#### Work task:
Repeat each record exactly, skipping the pictures.

[Element data from apps and pages]
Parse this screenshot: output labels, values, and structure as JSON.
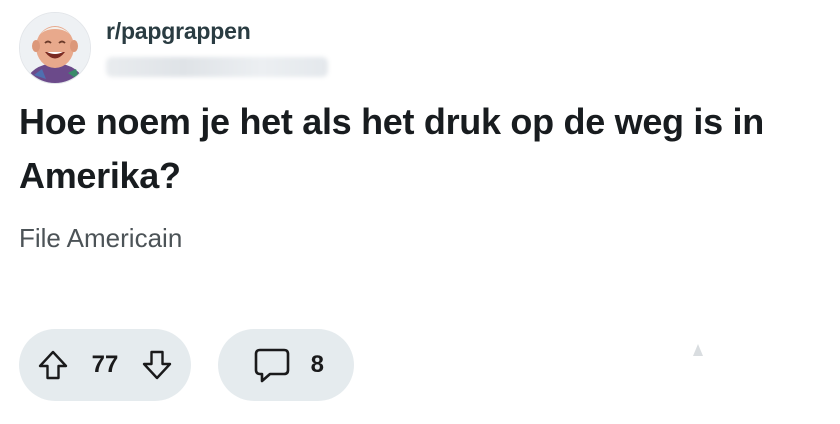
{
  "post": {
    "subreddit": "r/papgrappen",
    "title": "Hoe noem je het als het druk op de weg is in Amerika?",
    "body": "File Americain",
    "votes": "77",
    "comments": "8"
  },
  "icons": {
    "upvote": "arrow-up-icon",
    "downvote": "arrow-down-icon",
    "comment": "speech-bubble-icon"
  },
  "colors": {
    "pill_background": "#e5ebee",
    "title_text": "#181c1f",
    "body_text": "#4c5357"
  }
}
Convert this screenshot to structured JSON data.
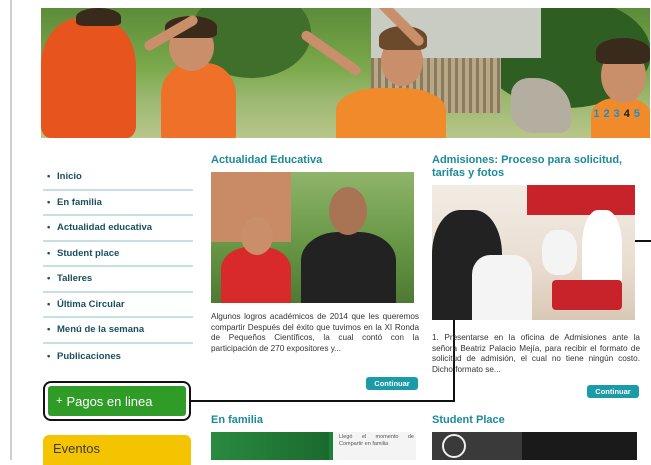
{
  "hero": {
    "pager": [
      "1",
      "2",
      "3",
      "4",
      "5"
    ],
    "active_page": "4"
  },
  "nav": {
    "bullet": "•",
    "items": [
      {
        "label": "Inicio"
      },
      {
        "label": "En familia"
      },
      {
        "label": "Actualidad educativa"
      },
      {
        "label": "Student place"
      },
      {
        "label": "Talleres"
      },
      {
        "label": "Última Circular"
      },
      {
        "label": "Menú de la semana"
      },
      {
        "label": "Publicaciones"
      }
    ]
  },
  "pagos": {
    "label": "Pagos en linea",
    "plus": "+"
  },
  "eventos": {
    "label": "Eventos"
  },
  "articles": {
    "actualidad": {
      "title": "Actualidad Educativa",
      "text": "Algunos logros académicos de 2014 que les queremos compartir  Después del éxito que tuvimos en la XI Ronda de Pequeños Científicos, la cual contó con la participación de 270 expositores y...",
      "button": "Continuar"
    },
    "admisiones": {
      "title": "Admisiones: Proceso para solicitud, tarifas y fotos",
      "text": "1. Presentarse en la oficina de Admisiones ante la señora Beatriz Palacio Mejía, para recibir el formato de solicitud de admisión, el cual no tiene ningún costo. Dicho formato se...",
      "button": "Continuar"
    },
    "familia": {
      "title": "En familia",
      "thumb_caption": "Llegó el momento de Compartir en familia"
    },
    "student": {
      "title": "Student Place"
    }
  },
  "colors": {
    "accent": "#1b8a9a",
    "button": "#1b9aa8",
    "nav_text": "#1a4f60",
    "pagos_green": "#2f9c28",
    "eventos_yellow": "#f5c400"
  }
}
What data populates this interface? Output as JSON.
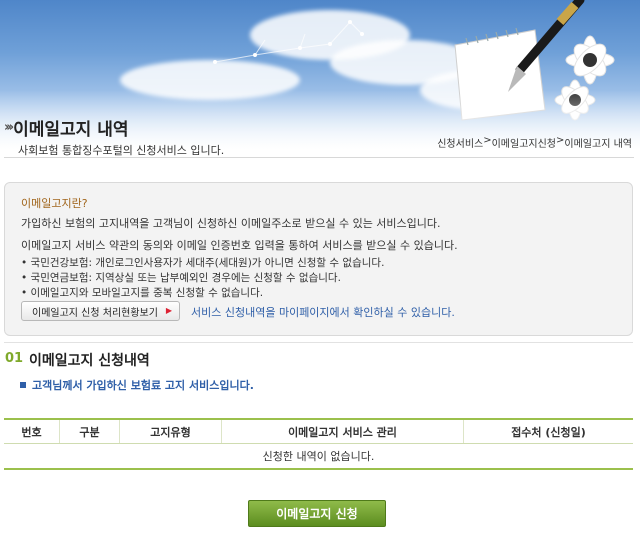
{
  "header": {
    "title": "이메일고지 내역",
    "subtitle": "사회보험 통합징수포털의 신청서비스 입니다.",
    "breadcrumb": [
      "신청서비스",
      ">",
      "이메일고지신청",
      ">",
      "이메일고지 내역"
    ]
  },
  "info_box": {
    "title": "이메일고지란?",
    "lines": [
      "가입하신 보험의 고지내역을 고객님이 신청하신 이메일주소로 받으실 수 있는 서비스입니다.",
      "이메일고지 서비스 약관의 동의와 이메일 인증번호 입력을 통하여 서비스를 받으실 수 있습니다."
    ],
    "bullets": [
      "• 국민건강보험: 개인로그인사용자가 세대주(세대원)가 아니면 신청할 수 없습니다.",
      "• 국민연금보험: 지역상실 또는 납부예외인 경우에는 신청할 수 없습니다.",
      "• 이메일고지와 모바일고지를 중복 신청할 수 없습니다."
    ],
    "status_button_label": "이메일고지 신청 처리현황보기",
    "mypage_note": "서비스 신청내역을 마이페이지에서 확인하실 수 있습니다."
  },
  "section": {
    "number": "01",
    "title": "이메일고지 신청내역",
    "description": "고객님께서 가입하신 보험료 고지 서비스입니다."
  },
  "table": {
    "columns": [
      "번호",
      "구분",
      "고지유형",
      "이메일고지 서비스 관리",
      "접수처 (신청일)"
    ],
    "empty_message": "신청한 내역이 없습니다."
  },
  "apply_button_label": "이메일고지 신청",
  "colors": {
    "accent_green": "#9bc04c",
    "link_blue": "#2f5fa8",
    "info_title_brown": "#a1651b"
  }
}
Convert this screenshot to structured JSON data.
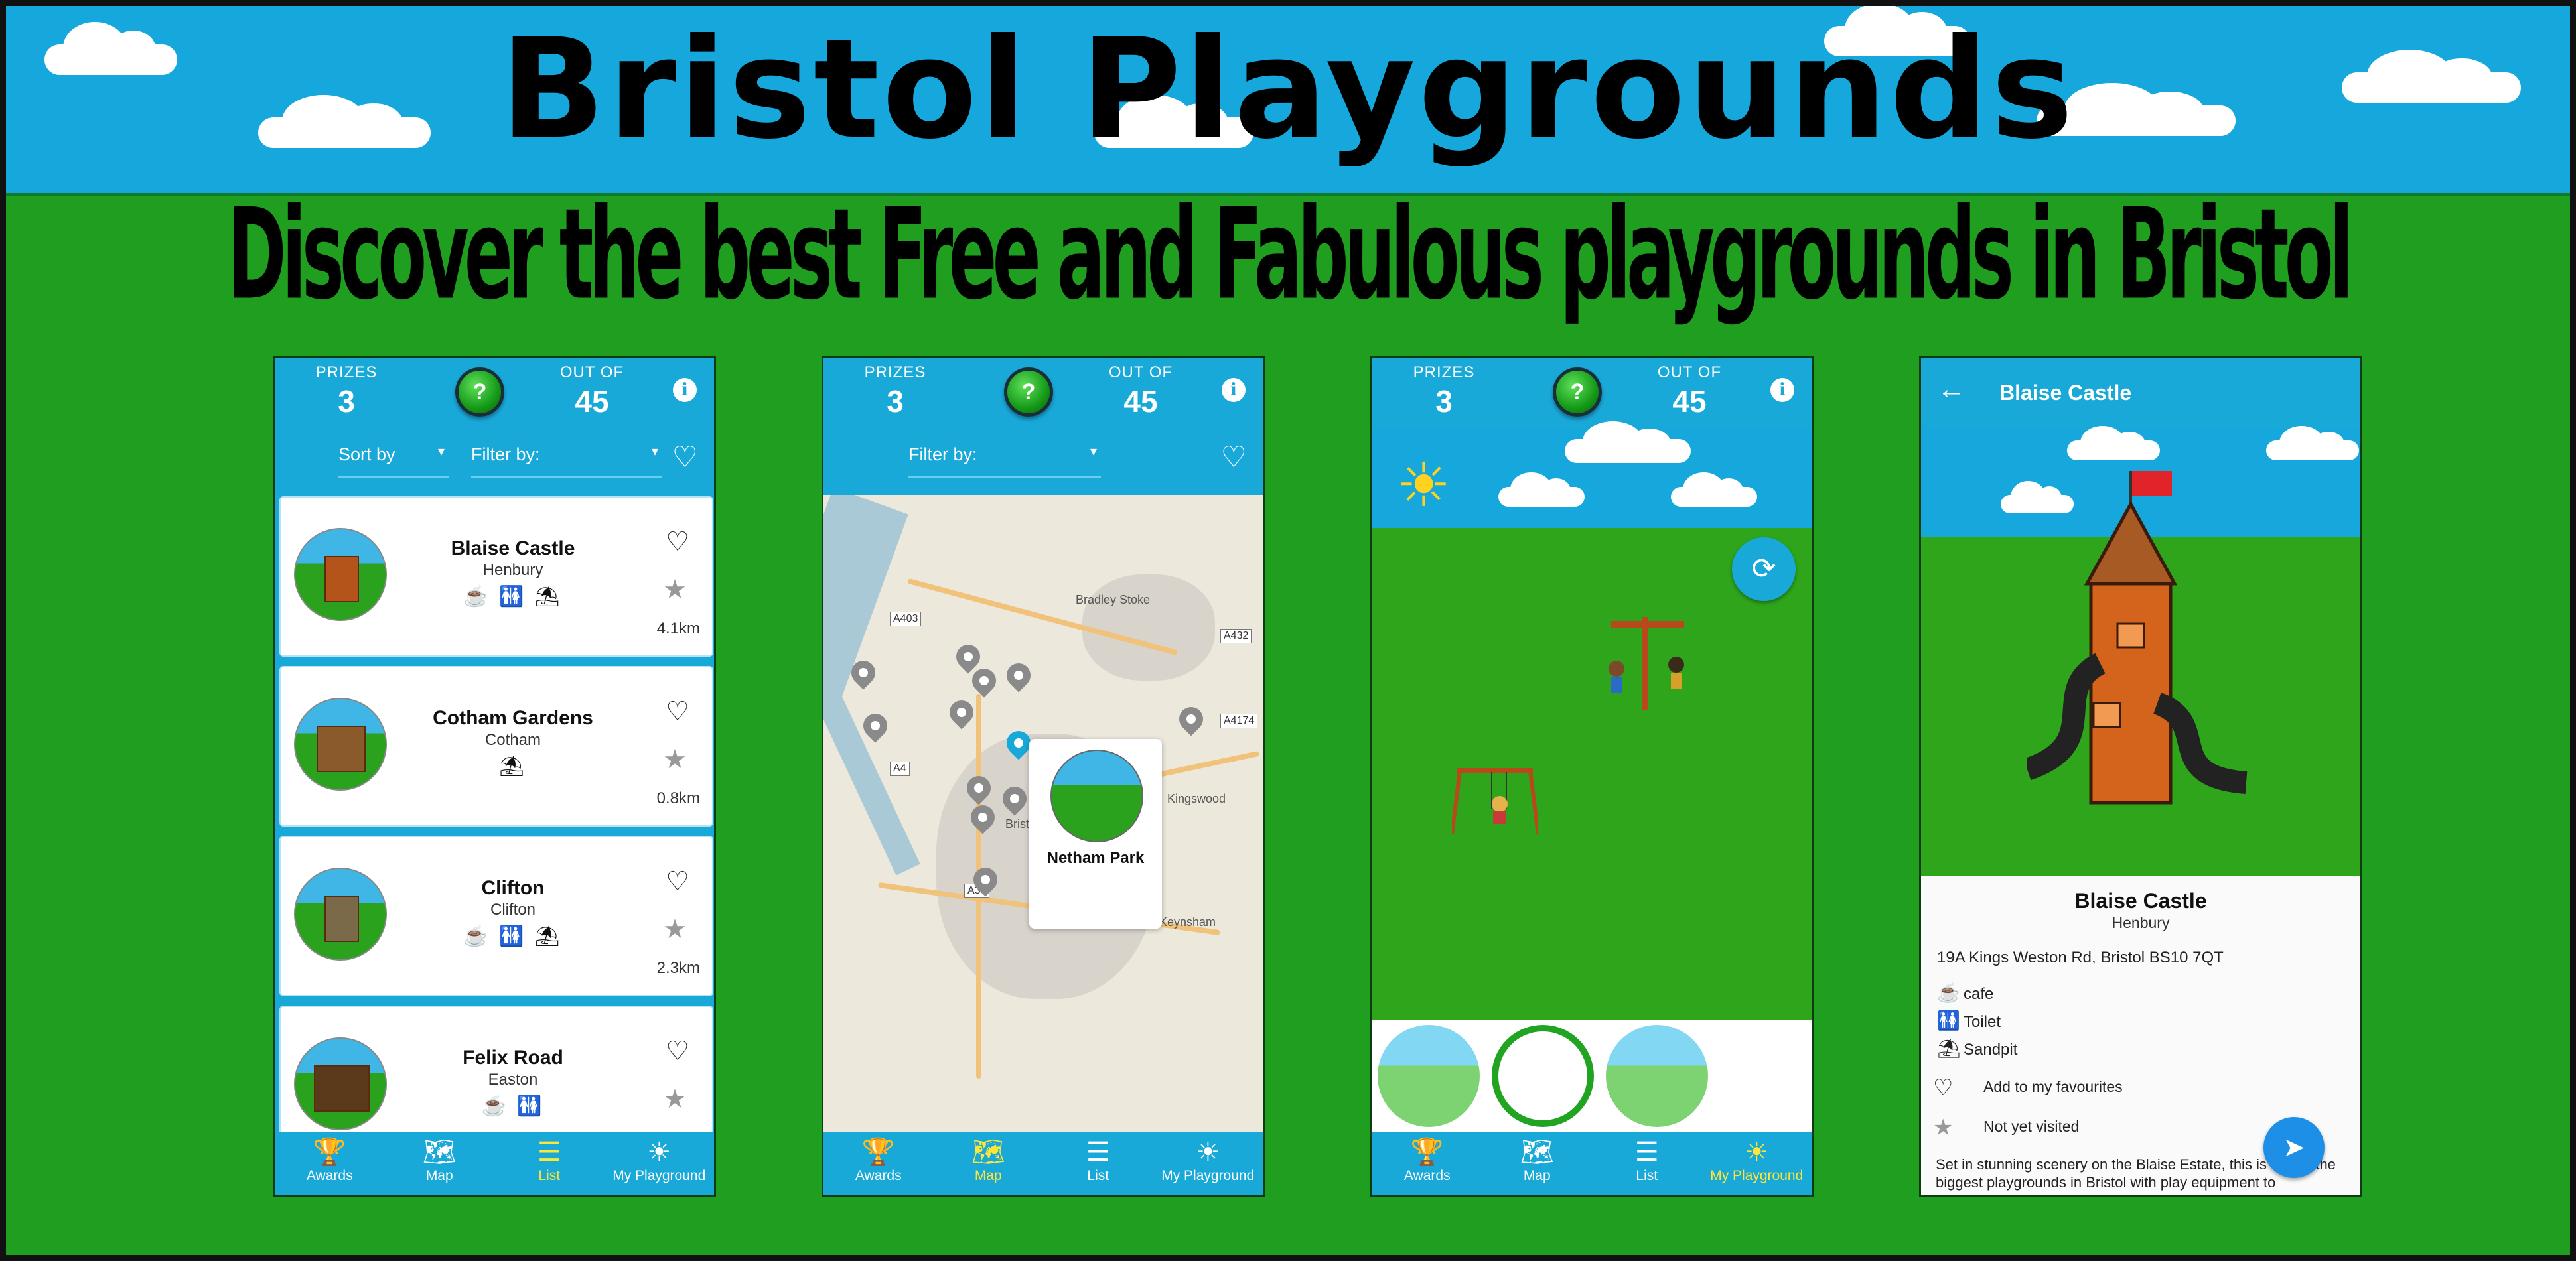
{
  "banner": {
    "title": "Bristol Playgrounds",
    "subtitle": "Discover the best Free and Fabulous playgrounds in Bristol",
    "colors": {
      "sky": "#16a8dc",
      "grass": "#1f9e1f",
      "app_blue": "#19a9d9",
      "active_nav": "#fde53a"
    }
  },
  "stats": {
    "prizes_label": "PRIZES",
    "prizes_value": "3",
    "outof_label": "OUT OF",
    "outof_value": "45",
    "ball_label": "?",
    "info_icon": "info-icon"
  },
  "nav": [
    {
      "label": "Awards",
      "icon": "trophy-icon"
    },
    {
      "label": "Map",
      "icon": "map-icon"
    },
    {
      "label": "List",
      "icon": "list-icon"
    },
    {
      "label": "My Playground",
      "icon": "sun-icon"
    }
  ],
  "list_screen": {
    "sort_label": "Sort by",
    "filter_label": "Filter by:",
    "active_tab": "List",
    "items": [
      {
        "name": "Blaise Castle",
        "area": "Henbury",
        "amenities": "☕ 🚻 ⛱",
        "distance": "4.1km"
      },
      {
        "name": "Cotham Gardens",
        "area": "Cotham",
        "amenities": "⛱",
        "distance": "0.8km"
      },
      {
        "name": "Clifton",
        "area": "Clifton",
        "amenities": "☕ 🚻 ⛱",
        "distance": "2.3km"
      },
      {
        "name": "Felix Road",
        "area": "Easton",
        "amenities": "☕ 🚻",
        "distance": ""
      }
    ]
  },
  "map_screen": {
    "filter_label": "Filter by:",
    "active_tab": "Map",
    "popup_name": "Netham Park",
    "labels": [
      "Kingswood",
      "Keynsham",
      "Bristol",
      "Bradley Stoke"
    ],
    "roads": [
      "A403",
      "A432",
      "A4174",
      "A4",
      "A38"
    ]
  },
  "playground_screen": {
    "active_tab": "My Playground",
    "refresh_icon": "refresh-icon"
  },
  "detail_screen": {
    "header_title": "Blaise Castle",
    "name": "Blaise Castle",
    "area": "Henbury",
    "address": "19A Kings Weston Rd, Bristol BS10 7QT",
    "amenities": [
      {
        "icon": "cafe-icon",
        "label": "cafe"
      },
      {
        "icon": "toilet-icon",
        "label": "Toilet"
      },
      {
        "icon": "sandpit-icon",
        "label": "Sandpit"
      }
    ],
    "favourite_label": "Add to my favourites",
    "visited_label": "Not yet visited",
    "description": "Set in stunning scenery on the Blaise Estate, this is one of the biggest playgrounds in Bristol with play equipment to"
  }
}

#### Solution below:
Parse this screenshot: output labels, values, and structure as JSON.
{
  "post": {
    "subreddit": "r/papgrappen",
    "title": "Hoe noem je het als het druk op de weg is in Amerika?",
    "body": "File Americain",
    "votes": "77",
    "comments": "8"
  },
  "icons": {
    "upvote": "arrow-up-icon",
    "downvote": "arrow-down-icon",
    "comment": "speech-bubble-icon"
  },
  "colors": {
    "pill_background": "#e5ebee",
    "title_text": "#181c1f",
    "body_text": "#4c5357"
  }
}
Convert this screenshot to structured JSON data.
{
  "hero": {
    "pager": [
      "1",
      "2",
      "3",
      "4",
      "5"
    ],
    "active_page": "4"
  },
  "nav": {
    "bullet": "•",
    "items": [
      {
        "label": "Inicio"
      },
      {
        "label": "En familia"
      },
      {
        "label": "Actualidad educativa"
      },
      {
        "label": "Student place"
      },
      {
        "label": "Talleres"
      },
      {
        "label": "Última Circular"
      },
      {
        "label": "Menú de la semana"
      },
      {
        "label": "Publicaciones"
      }
    ]
  },
  "pagos": {
    "label": "Pagos en linea",
    "plus": "+"
  },
  "eventos": {
    "label": "Eventos"
  },
  "articles": {
    "actualidad": {
      "title": "Actualidad Educativa",
      "text": "Algunos logros académicos de 2014 que les queremos compartir  Después del éxito que tuvimos en la XI Ronda de Pequeños Científicos, la cual contó con la participación de 270 expositores y...",
      "button": "Continuar"
    },
    "admisiones": {
      "title": "Admisiones: Proceso para solicitud, tarifas y fotos",
      "text": "1. Presentarse en la oficina de Admisiones ante la señora Beatriz Palacio Mejía, para recibir el formato de solicitud de admisión, el cual no tiene ningún costo. Dicho formato se...",
      "button": "Continuar"
    },
    "familia": {
      "title": "En familia",
      "thumb_caption": "Llegó el momento de Compartir en familia"
    },
    "student": {
      "title": "Student Place"
    }
  },
  "colors": {
    "accent": "#1b8a9a",
    "button": "#1b9aa8",
    "nav_text": "#1a4f60",
    "pagos_green": "#2f9c28",
    "eventos_yellow": "#f5c400"
  }
}
What data populates this interface? Output as JSON.
{
  "header": {
    "title": "이메일고지 내역",
    "subtitle": "사회보험 통합징수포털의 신청서비스 입니다.",
    "breadcrumb": [
      "신청서비스",
      ">",
      "이메일고지신청",
      ">",
      "이메일고지 내역"
    ]
  },
  "info_box": {
    "title": "이메일고지란?",
    "lines": [
      "가입하신 보험의 고지내역을 고객님이 신청하신 이메일주소로 받으실 수 있는 서비스입니다.",
      "이메일고지 서비스 약관의 동의와 이메일 인증번호 입력을 통하여 서비스를 받으실 수 있습니다."
    ],
    "bullets": [
      "• 국민건강보험: 개인로그인사용자가 세대주(세대원)가 아니면 신청할 수 없습니다.",
      "• 국민연금보험: 지역상실 또는 납부예외인 경우에는 신청할 수 없습니다.",
      "• 이메일고지와 모바일고지를 중복 신청할 수 없습니다."
    ],
    "status_button_label": "이메일고지 신청 처리현황보기",
    "mypage_note": "서비스 신청내역을 마이페이지에서 확인하실 수 있습니다."
  },
  "section": {
    "number": "01",
    "title": "이메일고지 신청내역",
    "description": "고객님께서 가입하신 보험료 고지 서비스입니다."
  },
  "table": {
    "columns": [
      "번호",
      "구분",
      "고지유형",
      "이메일고지 서비스 관리",
      "접수처 (신청일)"
    ],
    "empty_message": "신청한 내역이 없습니다."
  },
  "apply_button_label": "이메일고지 신청",
  "colors": {
    "accent_green": "#9bc04c",
    "link_blue": "#2f5fa8",
    "info_title_brown": "#a1651b"
  }
}
Convert this screenshot to structured JSON data.
{
  "banner": {
    "title": "Bristol Playgrounds",
    "subtitle": "Discover the best Free and Fabulous playgrounds in Bristol",
    "colors": {
      "sky": "#16a8dc",
      "grass": "#1f9e1f",
      "app_blue": "#19a9d9",
      "active_nav": "#fde53a"
    }
  },
  "stats": {
    "prizes_label": "PRIZES",
    "prizes_value": "3",
    "outof_label": "OUT OF",
    "outof_value": "45",
    "ball_label": "?",
    "info_icon": "info-icon"
  },
  "nav": [
    {
      "label": "Awards",
      "icon": "trophy-icon"
    },
    {
      "label": "Map",
      "icon": "map-icon"
    },
    {
      "label": "List",
      "icon": "list-icon"
    },
    {
      "label": "My Playground",
      "icon": "sun-icon"
    }
  ],
  "list_screen": {
    "sort_label": "Sort by",
    "filter_label": "Filter by:",
    "active_tab": "List",
    "items": [
      {
        "name": "Blaise Castle",
        "area": "Henbury",
        "amenities": "☕ 🚻 ⛱",
        "distance": "4.1km"
      },
      {
        "name": "Cotham Gardens",
        "area": "Cotham",
        "amenities": "⛱",
        "distance": "0.8km"
      },
      {
        "name": "Clifton",
        "area": "Clifton",
        "amenities": "☕ 🚻 ⛱",
        "distance": "2.3km"
      },
      {
        "name": "Felix Road",
        "area": "Easton",
        "amenities": "☕ 🚻",
        "distance": ""
      }
    ]
  },
  "map_screen": {
    "filter_label": "Filter by:",
    "active_tab": "Map",
    "popup_name": "Netham Park",
    "labels": [
      "Kingswood",
      "Keynsham",
      "Bristol",
      "Bradley Stoke"
    ],
    "roads": [
      "A403",
      "A432",
      "A4174",
      "A4",
      "A38"
    ]
  },
  "playground_screen": {
    "active_tab": "My Playground",
    "refresh_icon": "refresh-icon"
  },
  "detail_screen": {
    "header_title": "Blaise Castle",
    "name": "Blaise Castle",
    "area": "Henbury",
    "address": "19A Kings Weston Rd, Bristol BS10 7QT",
    "amenities": [
      {
        "icon": "cafe-icon",
        "label": "cafe"
      },
      {
        "icon": "toilet-icon",
        "label": "Toilet"
      },
      {
        "icon": "sandpit-icon",
        "label": "Sandpit"
      }
    ],
    "favourite_label": "Add to my favourites",
    "visited_label": "Not yet visited",
    "description": "Set in stunning scenery on the Blaise Estate, this is one of the biggest playgrounds in Bristol with play equipment to"
  }
}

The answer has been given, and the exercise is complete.